But her final push towards pursuing poetry performance came tragically when a close friend of hers died unexpectedly last year. “I had trouble focusing; as an obsessive person by nature, I kept thinking about him, thinking about life and death, and all I could really write were these snippets of lines and images to convey how I felt.” The musician Frank Turner, her friend’s personal favorite, also became a source of inspiration. “His music is all about seizing the day, carpe diem, rah-rah-rah, and I loved how honest and open he was. I knew I wasn’t in a position where I could just sit around and waste time anymore, I needed to go out and create on a grander scale, touch people, meet people, be involved in something.”
When asked about her influences, Bri is quick to answer with song lyrics. “There’s a lyric from a Something Corporate song: ‘I met a girl who kept tattoos for homes that she had loved/ If I were her, I’d paint my body until all my skin was gone.’ Some days I wish I could make my body an easel, so I could go off-the grid crazy, paint my body with every line or lyric I’ve ever wanted to pay homage to, wrapped around beautiful spiraling henna designs, use words as a sort of mood ring.” She also draws inspiration from light, shadows, textures, and color, which clearly feed the beautiful imagery that infests her work. They seem to instantly instill a sense of synesthesia.
This became clear when I asked her if she could choose one line from a poem of hers that she felt best captivates her style and persona. She offered me this gem: “’Temporary’ has a sherbet lemon flavor that lingers on the back of my hippocampus. I’ll return to this one day, a bittersweet candy memory.”
One of my favorite questions to ask fellow poets is why they do what they do; what is it that draws them to write poetry. “Why poetry?” she reflects. “Because I can’t stop, I’m not half bad at it, and it seems to speak to people. I truly believe that some things are a compulsion, not a choice.”
This straightforward way of speaking also sets her work apart. It has an air of blue-color innocence, as if spoken from the mouth of someone who is just trying to pay their bills and keep their head above water. Her poetry is poetry for non-poets. I think it is a reflection of where she has been and her personality in general. Amid such natural flowery speech – separated by long pauses where she tries to collect her thoughts – the randomness of her personality shows through. “I’m in love with Sarah Kay,” she says, “for reals. Like, I feel pretty jipped that I’m not Sarah Kay.” Her sincerity is remarkable, even for a poet.
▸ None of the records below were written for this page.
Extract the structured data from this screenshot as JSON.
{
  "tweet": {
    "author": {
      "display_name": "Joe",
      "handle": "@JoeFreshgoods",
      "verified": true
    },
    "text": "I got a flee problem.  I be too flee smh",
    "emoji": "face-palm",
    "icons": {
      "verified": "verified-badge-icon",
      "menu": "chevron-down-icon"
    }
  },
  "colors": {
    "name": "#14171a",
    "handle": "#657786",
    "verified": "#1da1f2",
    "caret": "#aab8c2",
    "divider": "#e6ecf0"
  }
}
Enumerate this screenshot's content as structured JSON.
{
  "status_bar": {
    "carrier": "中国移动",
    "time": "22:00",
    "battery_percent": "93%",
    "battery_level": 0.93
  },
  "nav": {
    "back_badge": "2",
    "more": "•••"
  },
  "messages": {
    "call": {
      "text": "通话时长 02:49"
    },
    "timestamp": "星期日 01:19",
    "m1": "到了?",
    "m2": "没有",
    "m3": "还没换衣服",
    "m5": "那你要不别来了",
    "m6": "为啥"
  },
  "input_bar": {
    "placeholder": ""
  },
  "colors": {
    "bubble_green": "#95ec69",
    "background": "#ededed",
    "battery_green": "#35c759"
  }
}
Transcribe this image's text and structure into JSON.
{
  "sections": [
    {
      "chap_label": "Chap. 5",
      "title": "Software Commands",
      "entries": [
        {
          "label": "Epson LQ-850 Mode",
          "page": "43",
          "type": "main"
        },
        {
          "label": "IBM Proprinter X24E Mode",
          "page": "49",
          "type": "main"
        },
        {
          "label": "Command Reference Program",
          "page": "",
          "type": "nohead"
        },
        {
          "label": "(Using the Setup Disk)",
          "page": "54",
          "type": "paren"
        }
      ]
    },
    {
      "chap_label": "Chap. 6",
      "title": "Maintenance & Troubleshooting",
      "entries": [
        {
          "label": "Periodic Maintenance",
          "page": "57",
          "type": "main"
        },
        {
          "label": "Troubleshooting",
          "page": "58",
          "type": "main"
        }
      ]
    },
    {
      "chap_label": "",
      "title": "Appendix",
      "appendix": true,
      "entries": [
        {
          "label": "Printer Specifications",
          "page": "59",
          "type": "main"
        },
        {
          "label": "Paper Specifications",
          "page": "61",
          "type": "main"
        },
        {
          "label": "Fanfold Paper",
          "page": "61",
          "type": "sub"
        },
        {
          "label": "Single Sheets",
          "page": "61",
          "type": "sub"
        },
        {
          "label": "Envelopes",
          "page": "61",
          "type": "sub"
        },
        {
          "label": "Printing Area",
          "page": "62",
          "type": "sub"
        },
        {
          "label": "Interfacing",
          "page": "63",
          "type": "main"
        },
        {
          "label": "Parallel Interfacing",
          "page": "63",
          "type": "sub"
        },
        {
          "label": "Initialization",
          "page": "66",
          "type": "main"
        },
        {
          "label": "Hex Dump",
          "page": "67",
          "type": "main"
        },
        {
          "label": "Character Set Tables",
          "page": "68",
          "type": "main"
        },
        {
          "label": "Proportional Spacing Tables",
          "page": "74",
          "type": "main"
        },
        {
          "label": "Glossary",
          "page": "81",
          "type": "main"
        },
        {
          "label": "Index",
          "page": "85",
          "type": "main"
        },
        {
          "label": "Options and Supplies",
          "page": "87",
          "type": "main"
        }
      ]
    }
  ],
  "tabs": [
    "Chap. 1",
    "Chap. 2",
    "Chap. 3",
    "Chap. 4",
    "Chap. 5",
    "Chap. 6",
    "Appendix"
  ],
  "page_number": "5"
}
Bri Onishea is a relative newcomer to the poetry scene, but whereas others have only gotten their feet wet, Bri has dived in headfirst, only to emerge soaking wet to tell others how cold the water is. I have seen her develop her stage presence and hone her delivery skills into something incredible. When I was asked to handpick the poets to perform at this years SPARKBOOM event, she was an immediate choice. Her poetry is a force to be reckoned with, although it is more likely to take you by the hand and comfort you by saying: “Don’t worry, I’m lost too.”
You can see & hear Bri perform her words performed live on Saturday, June 21st at SPARKBOOM‘s 2014 kickoff event “Beards, Bards and BOOM” at The Walt Whitman Birthplace.
ABOUT THE AUTHOR
Steven T. Licardi (The Sven-Bo!) is the author of “Death By Active Movement” (Local Gems Press, 2013) and is a spoken word poet, actor, artist, and public speaker from West Islip, NY. Steven uses his many projects to raise awareness of social issues, for advocacy, and as a means to educate others to be compassionate. He hosts as blog called “Cross My Heart And Hope To Write” that explores the relationship between love, beauty, and the human condition. Find out where he will be performing next at TheSvenBo.com.